As Oedipus rejects this truth and values himself over the Gods, the Gods, becoming angry, unleash the truth After Oedipus discovers that he has murdered his father and married his mother, he is stricken with guilt that he explains by telling the citizens, “Now I’ve exposed my guilt, horrendous guilt.. Oblivion- what a blessing” (Sophocles 243). Being exposed to the truth, Oedipus is aware with the arshness of his reality, and is extremely guilty for his actions. Oedipus is no longer powerful, king but a peasant in the eyes of the God.
Now, miserable, Oedipus will likely change, as he acknowledges the Gods’ superiority. Creon explaining how the Gods’ punishment has proven their strength, addresses Oedipus: “And this time, I assume, even you will obey the god’s decrees” (Sophocles 246). Through revealing the truth, the Gods have proven that no one should value themselves over the Gods, for it can have devastating repercussions as it did with Oedipus. By the end of the story, Oedipus, filled with grief, stabs is eyes to blind him from the devastating truths of the world.
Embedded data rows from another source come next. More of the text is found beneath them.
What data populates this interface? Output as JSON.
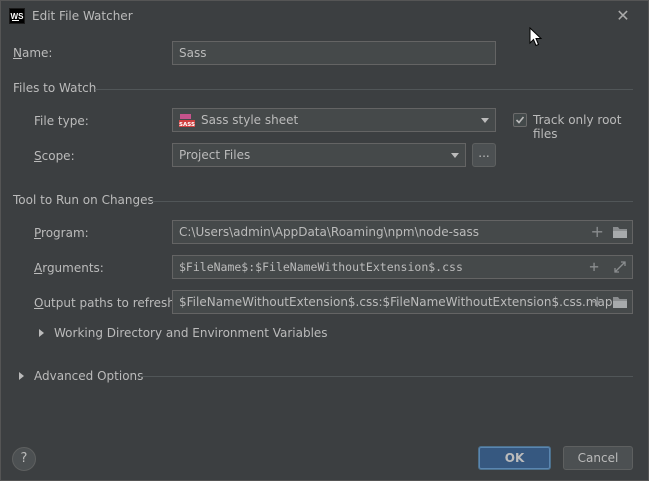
{
  "window": {
    "title": "Edit File Watcher",
    "app_logo_text": "WS"
  },
  "name": {
    "label_first": "N",
    "label_rest": "ame:",
    "value": "Sass"
  },
  "files_to_watch": {
    "section_title": "Files to Watch",
    "file_type_label": "File type:",
    "file_type_value": "Sass style sheet",
    "file_type_icon_text": "SASS",
    "track_root_label": "Track only root files",
    "track_root_checked": true,
    "scope_label_first": "S",
    "scope_label_rest": "cope:",
    "scope_value": "Project Files",
    "scope_more_button": "..."
  },
  "tool": {
    "section_title": "Tool to Run on Changes",
    "program_label_first": "P",
    "program_label_rest": "rogram:",
    "program_value": "C:\\Users\\admin\\AppData\\Roaming\\npm\\node-sass",
    "arguments_label_first": "A",
    "arguments_label_rest": "rguments:",
    "arguments_value": "$FileName$:$FileNameWithoutExtension$.css",
    "output_label_first": "O",
    "output_label_rest": "utput paths to refresh:",
    "output_value": "$FileNameWithoutExtension$.css:$FileNameWithoutExtension$.css.map",
    "working_dir_label": "Working Directory and Environment Variables"
  },
  "advanced": {
    "label": "Advanced Options"
  },
  "footer": {
    "help_label": "?",
    "ok_label": "OK",
    "cancel_label": "Cancel"
  },
  "icons": {
    "close": "close-icon",
    "plus": "plus-icon",
    "folder": "folder-icon",
    "expand": "expand-icon",
    "chevron": "chevron-down-icon",
    "sass": "sass-file-icon"
  },
  "colors": {
    "background": "#3c3f41",
    "field_bg": "#45494a",
    "ok_button": "#365880",
    "sass_icon": "#c6538c"
  }
}
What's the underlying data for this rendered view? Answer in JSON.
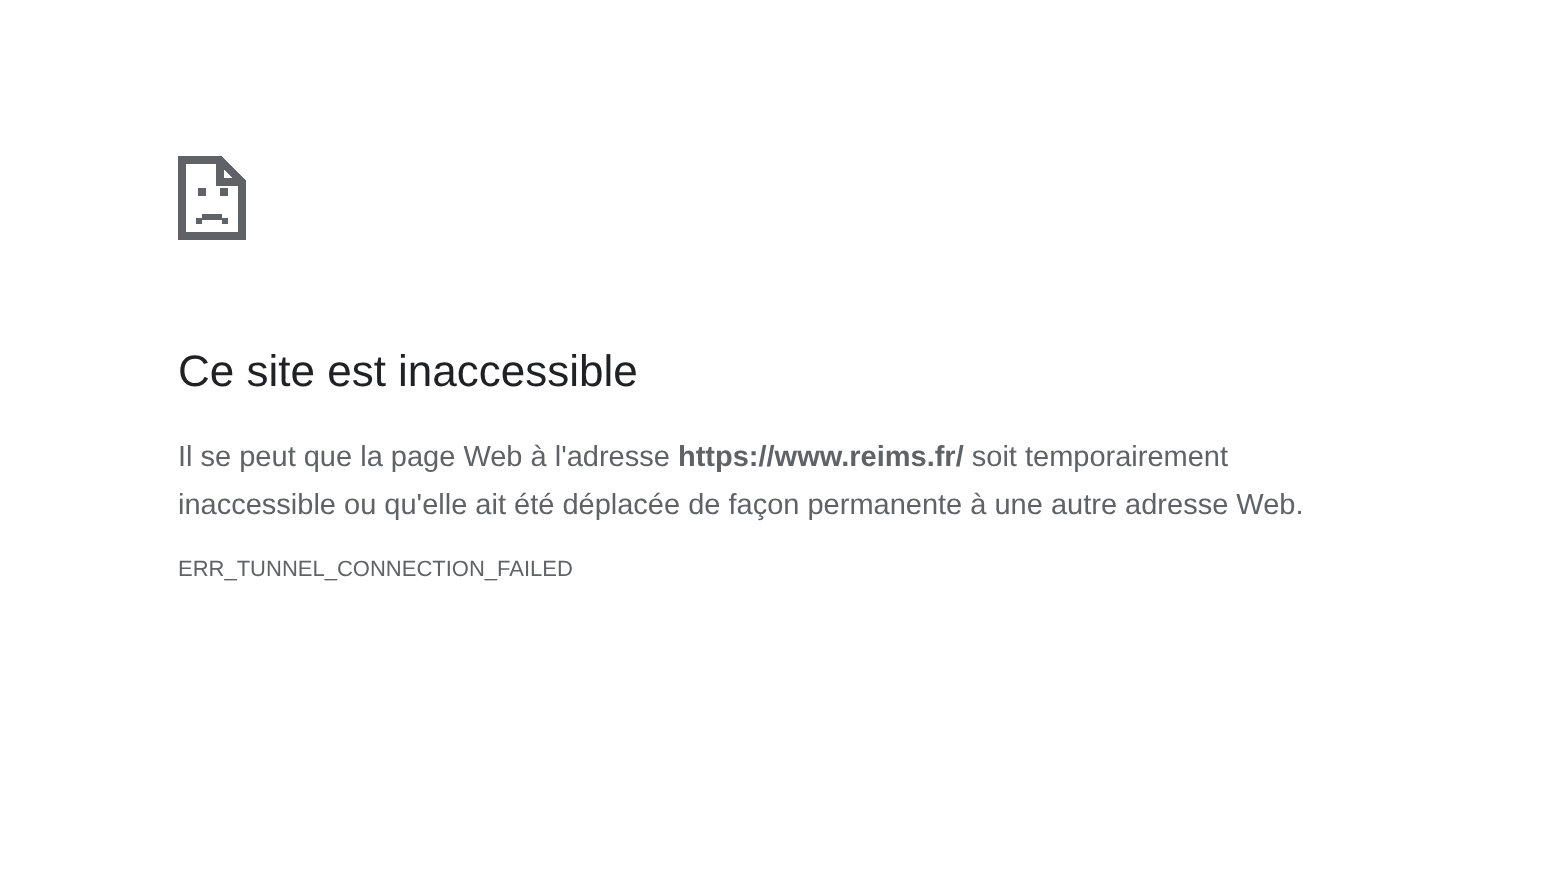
{
  "title": "Ce site est inaccessible",
  "message": "Il se peut que la page Web à l'adresse **https://www.reims.fr/** soit temporairement inaccessible ou qu'elle ait été déplacée de façon permanente à une autre adresse Web.",
  "error_code": "ERR_TUNNEL_CONNECTION_FAILED"
}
The gods have corrupted Oedipus, turning him from wise and authoritative king to a broken, powerless character. Neither fate nor poor moral character lead to this misfortune, as many of Dodds’ students state, but Oedipus’ own misjudgment of his and the Gods’ power cause his downfall. Through this, the Gods’ show their superiority over Oedipus and all humans, for they can change one’s life by purely revealing the truth about them. For Oedipus, his truth is so destructive that he is cursed, unable to see any joy in the world.